About Better Angels: Launched in 2016, Better Angels is a bi-partisan citizen’s movement to unify our divided nation. We’re building new ways to talk with one another, participate together in public life, and influence the direction of the nation. The name “Better Angels” comes from Abraham Lincoln’s First Inaugural Address in 1861, “We must not be enemies… The mystic chords of memory…will yet dwell the chorus of the Union, when again touched, as surely they will be, by the better angels of our nature.”
Led by Helen Ryde
In this workshop we will explore how our sexual orientation and gender identity can create connectedness for some, AND MARGINALIZATION FOR OTHERS. We’ll talk about how the experience of our faith traditions has helped us to reduce and/or increase our capacity for welcoming people in the LGBTQ community and provide specific skills to help us become advocates and allies for inclusion.
About Helen: Helen Ryde is a Home Missioner in The United Methodist Church (UMC) and serves as Reconciling Ministries Network’s Southeastern Regional Organizer, working for LGBTQ inclusion in the UMC. Helen grew up in the UK and moved to the States 20 years ago. She and her spouse Kate live near Asheville, NC. You can follow Hellen @helenryde on Twitter and Instagram.
Led by Seth Levi
This workshop will focus on developing a community response to combat bigotry when alt-right, white supremacists and other racist organizations target your town. It will cover how to build coalitions, educate the public and stage peaceful counter events.
About Seth: Seth Levi is the Director of Marketing at the Southern Poverty Law Center (SPLC). His work for the SPLC includes paid media campaigns and voting rights. Prior to joining the SPLC, Seth was the Director of Strategic Initiatives for an at-large Philadelphia City Councilman and worked for Pennsylvania Governor Ed Rendell in a variety of capacities, including Deputy Campaign Manager. He holds degrees from Cornell and Columbia universities.
Led by Abraham Jam | 1:30 p.m. ONLY
The Abraham Jam wouldn’t exist without the particular faith traditions that nurture and challenge each member of the group. In some ways, the group also owes its existence to the ways members of those faiths have misunderstood one another, sometimes tragically. How do these distinct belief systems contribute to the creativity of Billy, Dawud, and David as individuals and as a trio? What is gained in this interfaith creative dialogue?

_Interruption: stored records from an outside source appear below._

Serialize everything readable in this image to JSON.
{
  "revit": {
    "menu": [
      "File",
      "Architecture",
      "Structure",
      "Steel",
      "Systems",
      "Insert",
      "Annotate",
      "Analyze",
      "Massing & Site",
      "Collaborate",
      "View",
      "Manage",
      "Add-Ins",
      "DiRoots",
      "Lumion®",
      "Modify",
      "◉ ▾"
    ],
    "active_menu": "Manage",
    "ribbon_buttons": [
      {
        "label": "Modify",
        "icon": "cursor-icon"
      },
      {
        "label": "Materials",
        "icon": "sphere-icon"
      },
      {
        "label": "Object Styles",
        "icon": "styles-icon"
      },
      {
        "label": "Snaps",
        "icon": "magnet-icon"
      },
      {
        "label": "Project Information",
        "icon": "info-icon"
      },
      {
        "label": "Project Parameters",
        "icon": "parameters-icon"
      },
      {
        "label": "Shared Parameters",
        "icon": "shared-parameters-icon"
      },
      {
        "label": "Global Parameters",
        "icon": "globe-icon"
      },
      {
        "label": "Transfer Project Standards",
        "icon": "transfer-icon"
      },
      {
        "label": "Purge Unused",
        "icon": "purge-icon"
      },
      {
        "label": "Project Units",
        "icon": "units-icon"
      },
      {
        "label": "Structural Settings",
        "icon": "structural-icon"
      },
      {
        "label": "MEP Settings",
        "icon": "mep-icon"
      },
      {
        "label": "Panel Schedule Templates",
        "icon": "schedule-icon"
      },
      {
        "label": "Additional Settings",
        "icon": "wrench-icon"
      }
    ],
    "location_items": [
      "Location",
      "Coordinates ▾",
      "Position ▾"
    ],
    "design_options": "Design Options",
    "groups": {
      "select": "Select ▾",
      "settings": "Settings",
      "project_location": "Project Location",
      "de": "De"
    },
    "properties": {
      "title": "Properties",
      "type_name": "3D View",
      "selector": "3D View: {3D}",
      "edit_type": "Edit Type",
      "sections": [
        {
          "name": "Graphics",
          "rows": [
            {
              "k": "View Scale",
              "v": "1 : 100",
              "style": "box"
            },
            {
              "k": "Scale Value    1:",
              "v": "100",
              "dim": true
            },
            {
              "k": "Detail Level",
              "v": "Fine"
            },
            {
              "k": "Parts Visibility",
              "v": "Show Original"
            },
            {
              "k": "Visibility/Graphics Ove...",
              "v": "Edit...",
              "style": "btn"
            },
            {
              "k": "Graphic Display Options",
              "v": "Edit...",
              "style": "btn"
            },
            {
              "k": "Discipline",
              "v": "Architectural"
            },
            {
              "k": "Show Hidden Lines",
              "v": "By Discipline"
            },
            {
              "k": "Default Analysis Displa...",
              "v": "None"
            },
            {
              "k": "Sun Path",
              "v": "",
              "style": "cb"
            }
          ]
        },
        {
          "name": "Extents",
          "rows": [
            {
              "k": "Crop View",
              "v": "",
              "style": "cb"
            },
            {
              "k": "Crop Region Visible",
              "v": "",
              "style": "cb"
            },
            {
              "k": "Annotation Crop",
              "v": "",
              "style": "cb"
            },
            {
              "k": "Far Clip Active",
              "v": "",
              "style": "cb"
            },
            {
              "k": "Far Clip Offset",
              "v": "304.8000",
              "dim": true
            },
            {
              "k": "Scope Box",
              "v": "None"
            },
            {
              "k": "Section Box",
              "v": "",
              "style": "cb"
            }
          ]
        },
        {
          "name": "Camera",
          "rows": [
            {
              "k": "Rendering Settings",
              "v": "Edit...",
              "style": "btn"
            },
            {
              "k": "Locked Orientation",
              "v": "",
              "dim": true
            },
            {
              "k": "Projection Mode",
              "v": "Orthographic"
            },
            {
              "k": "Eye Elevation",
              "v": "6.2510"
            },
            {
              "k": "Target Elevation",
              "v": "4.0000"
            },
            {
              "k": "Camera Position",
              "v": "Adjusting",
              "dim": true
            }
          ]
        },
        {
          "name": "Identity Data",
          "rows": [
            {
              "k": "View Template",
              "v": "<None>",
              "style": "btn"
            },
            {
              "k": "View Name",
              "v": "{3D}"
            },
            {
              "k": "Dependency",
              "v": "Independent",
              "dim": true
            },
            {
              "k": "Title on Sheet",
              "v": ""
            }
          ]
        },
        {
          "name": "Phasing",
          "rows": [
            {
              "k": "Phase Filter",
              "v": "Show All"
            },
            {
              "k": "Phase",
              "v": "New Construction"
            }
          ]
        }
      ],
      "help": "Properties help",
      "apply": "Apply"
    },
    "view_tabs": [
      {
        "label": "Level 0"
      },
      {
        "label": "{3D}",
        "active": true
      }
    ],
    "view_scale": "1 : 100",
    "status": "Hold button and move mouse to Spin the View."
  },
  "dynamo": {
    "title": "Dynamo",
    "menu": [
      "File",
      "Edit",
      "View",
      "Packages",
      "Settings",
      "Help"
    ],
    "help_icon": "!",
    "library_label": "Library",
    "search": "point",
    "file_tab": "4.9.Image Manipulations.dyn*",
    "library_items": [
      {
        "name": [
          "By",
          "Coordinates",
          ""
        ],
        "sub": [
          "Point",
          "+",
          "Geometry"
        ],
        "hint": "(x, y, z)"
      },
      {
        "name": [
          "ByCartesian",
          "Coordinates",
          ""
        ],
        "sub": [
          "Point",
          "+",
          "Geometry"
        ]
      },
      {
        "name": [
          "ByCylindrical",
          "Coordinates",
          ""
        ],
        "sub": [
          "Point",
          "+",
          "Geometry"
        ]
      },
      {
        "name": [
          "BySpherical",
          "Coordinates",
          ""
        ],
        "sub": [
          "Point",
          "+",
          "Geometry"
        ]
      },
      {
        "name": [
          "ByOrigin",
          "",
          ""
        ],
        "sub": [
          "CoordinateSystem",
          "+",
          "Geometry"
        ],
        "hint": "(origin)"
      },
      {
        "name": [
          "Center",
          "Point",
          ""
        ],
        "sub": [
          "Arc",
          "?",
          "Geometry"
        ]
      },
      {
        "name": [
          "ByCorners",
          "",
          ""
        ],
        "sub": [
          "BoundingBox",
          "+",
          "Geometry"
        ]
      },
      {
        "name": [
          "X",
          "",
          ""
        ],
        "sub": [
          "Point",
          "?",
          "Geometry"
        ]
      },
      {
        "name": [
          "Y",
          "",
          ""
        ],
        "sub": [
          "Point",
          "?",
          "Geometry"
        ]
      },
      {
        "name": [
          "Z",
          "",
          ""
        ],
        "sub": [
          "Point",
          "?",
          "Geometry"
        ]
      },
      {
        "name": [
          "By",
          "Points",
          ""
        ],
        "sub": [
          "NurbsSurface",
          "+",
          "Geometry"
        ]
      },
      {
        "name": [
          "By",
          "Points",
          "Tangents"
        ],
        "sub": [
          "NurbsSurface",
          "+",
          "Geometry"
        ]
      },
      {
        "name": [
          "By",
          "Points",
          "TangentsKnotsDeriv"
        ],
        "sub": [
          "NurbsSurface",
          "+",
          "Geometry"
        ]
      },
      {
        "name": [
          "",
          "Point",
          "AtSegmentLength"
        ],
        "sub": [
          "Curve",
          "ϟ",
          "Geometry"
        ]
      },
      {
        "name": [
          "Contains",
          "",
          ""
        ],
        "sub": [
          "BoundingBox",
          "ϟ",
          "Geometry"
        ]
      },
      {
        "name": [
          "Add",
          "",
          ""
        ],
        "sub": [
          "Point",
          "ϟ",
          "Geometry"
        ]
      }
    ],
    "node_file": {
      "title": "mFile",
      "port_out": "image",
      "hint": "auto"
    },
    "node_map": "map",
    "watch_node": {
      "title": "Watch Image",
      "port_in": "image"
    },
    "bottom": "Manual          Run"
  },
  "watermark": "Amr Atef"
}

About Abraham Jam: Abraham Jam composed of Billy Jonas, David LaMotte, and Dawud Wharnsby, features three “brothers” from the three Abrahamic faiths. They don’t just take turns sharing songs, but create music together, contributing vocal harmonies, percussion and instrumentation to each other’s songs.